Thursday 10 a.m.
A high pressure area off the East Coast will promote increasing warmth over the Northeast for the last few days of summer. A slow-moving, shower- and thunderstorm-producing system from the Midwest should cross the Appalachians on Saturday then affect the I-95 corridor Saturday night into Sunday. After that, there is quite a bit of uncertainty. Earlier, computer models had show a storm developing the Middle Atlantic states, but last night's runs suggest that a new cool high pressure area will move into bring dry weather to the Northeast early next week. Here is the video, and it includes the dry idea for early next week.
A large and dangerous typhoon (Super Typhoon Usagi) is on a course that could bring it into China not far from Hong Kong between Sunday and Monday. A track farther south than the one we currently project would be more troublesome for low-lying areas of the big city because there would be a greater chance for a strong storm surge from the resulting easterly winds. When storms track west and do not curve around to the north and northeast, we often see a ridge aloft over the East seven to 10 days later. In this case, there may be other typhoons in the overall pattern, so any one signal from one storm may not be reliable.
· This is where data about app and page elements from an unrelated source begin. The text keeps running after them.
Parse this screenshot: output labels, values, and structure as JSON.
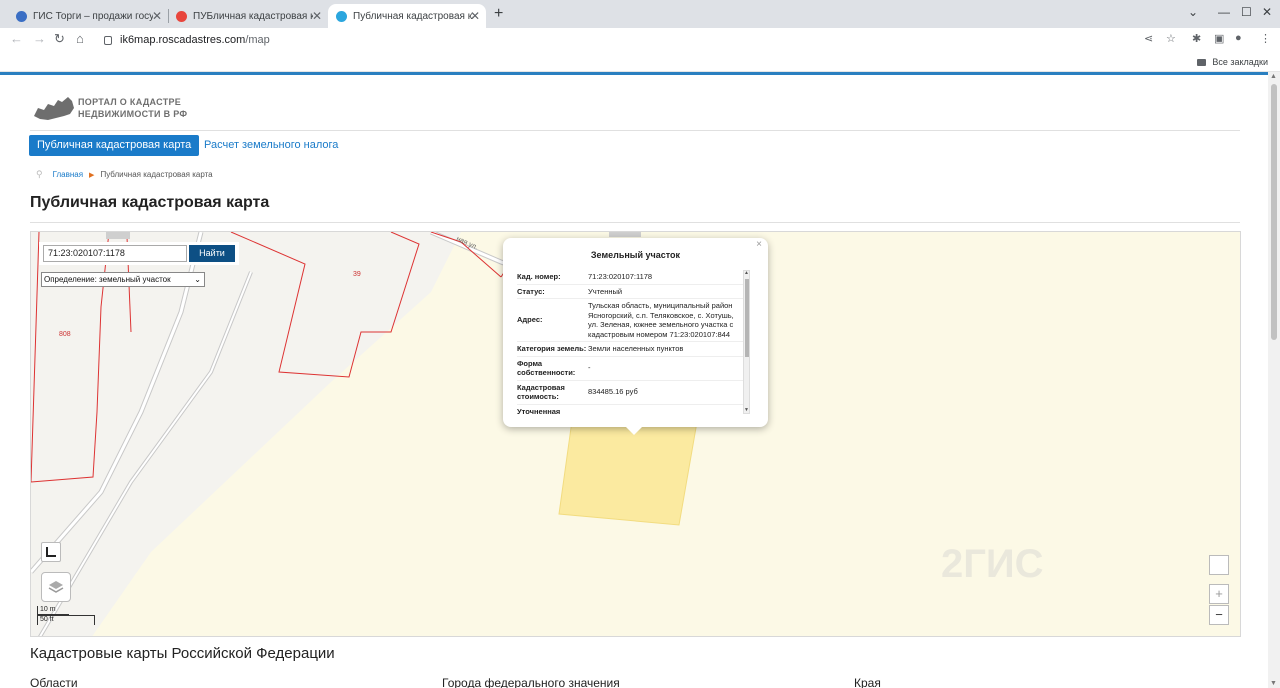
{
  "browser": {
    "tabs": [
      {
        "title": "ГИС Торги – продажи госуд",
        "favicon_color": "#3a6ec4"
      },
      {
        "title": "ПУБличная кадастровая ка",
        "favicon_color": "#e8453c"
      },
      {
        "title": "Публичная кадастровая ка",
        "favicon_color": "#2ba6de"
      }
    ],
    "new_tab_label": "+",
    "url_host": "ik6map.roscadastres.com",
    "url_path": "/map",
    "bookmarks_label": "Все закладки"
  },
  "site": {
    "logo_line1": "ПОРТАЛ О КАДАСТРЕ",
    "logo_line2": "НЕДВИЖИМОСТИ В РФ",
    "menu_active": "Публичная кадастровая карта",
    "menu_link": "Расчет земельного налога",
    "breadcrumb_home": "Главная",
    "breadcrumb_current": "Публичная кадастровая карта",
    "page_title": "Публичная кадастровая карта"
  },
  "map": {
    "search_value": "71:23:020107:1178",
    "search_button": "Найти",
    "definition_label": "Определение:",
    "definition_value": "земельный участок",
    "parcel_labels": [
      "39",
      "808"
    ],
    "street_label": "ная ул.",
    "scale_metric": "10 m",
    "scale_imperial": "50 ft",
    "zoom_in": "+",
    "zoom_out": "−",
    "watermark": "2ГИС"
  },
  "popup": {
    "title": "Земельный участок",
    "close": "×",
    "rows": [
      {
        "key": "Кад. номер:",
        "value": "71:23:020107:1178"
      },
      {
        "key": "Статус:",
        "value": "Учтенный"
      },
      {
        "key": "Адрес:",
        "value": "Тульская область, муниципальный район Ясногорский, с.п. Теляковское, с. Хотушь, ул. Зеленая, южнее земельного участка с кадастровым номером 71:23:020107:844"
      },
      {
        "key": "Категория земель:",
        "value": "Земли населенных пунктов"
      },
      {
        "key": "Форма собственности:",
        "value": "-"
      },
      {
        "key": "Кадастровая стоимость:",
        "value": "834485.16 руб"
      },
      {
        "key": "Уточненная",
        "value": ""
      }
    ]
  },
  "below": {
    "section_title": "Кадастровые карты Российской Федерации",
    "columns": [
      "Области",
      "Города федерального значения",
      "Края"
    ]
  }
}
This is the chameleon month of March. Always searching for a sense of identity, its days stagger through punches of waning winter, dance with the sunlit caresses of coming spring and hide behind thick clouds through the wind-swept battles between the two.
In the early to middle part of next week, there could be a hint of spring in the region from Illinois to New Jersey. This is a forecast map for next Tuesday morning. The average rain-snow line is midway between the last blue dashed line and the first red dashed line, and.... is that a daring daffodil???
There is uncertainty about how far north a storm from the Gulf states will come on Friday. This morning's NAM is rather bullish on the system. However, it suggests milder weather for the Northeast for a while this weekend before the next cold front arrives.
Many people have requested some real spring weather in the Northeast. Looking out two weeks with the European model, it still looks chilly on this flow aloft forecast for March 19.
This map shows accumulations as of 8 a.m. They have continued to increase since then in Delaware, Maryland and Virginia.
The northward extent of the snow will be determined the progress of snow that was showing up this picture from the radar serving southwest Ohio. The is what it looked like just after 7PM ET.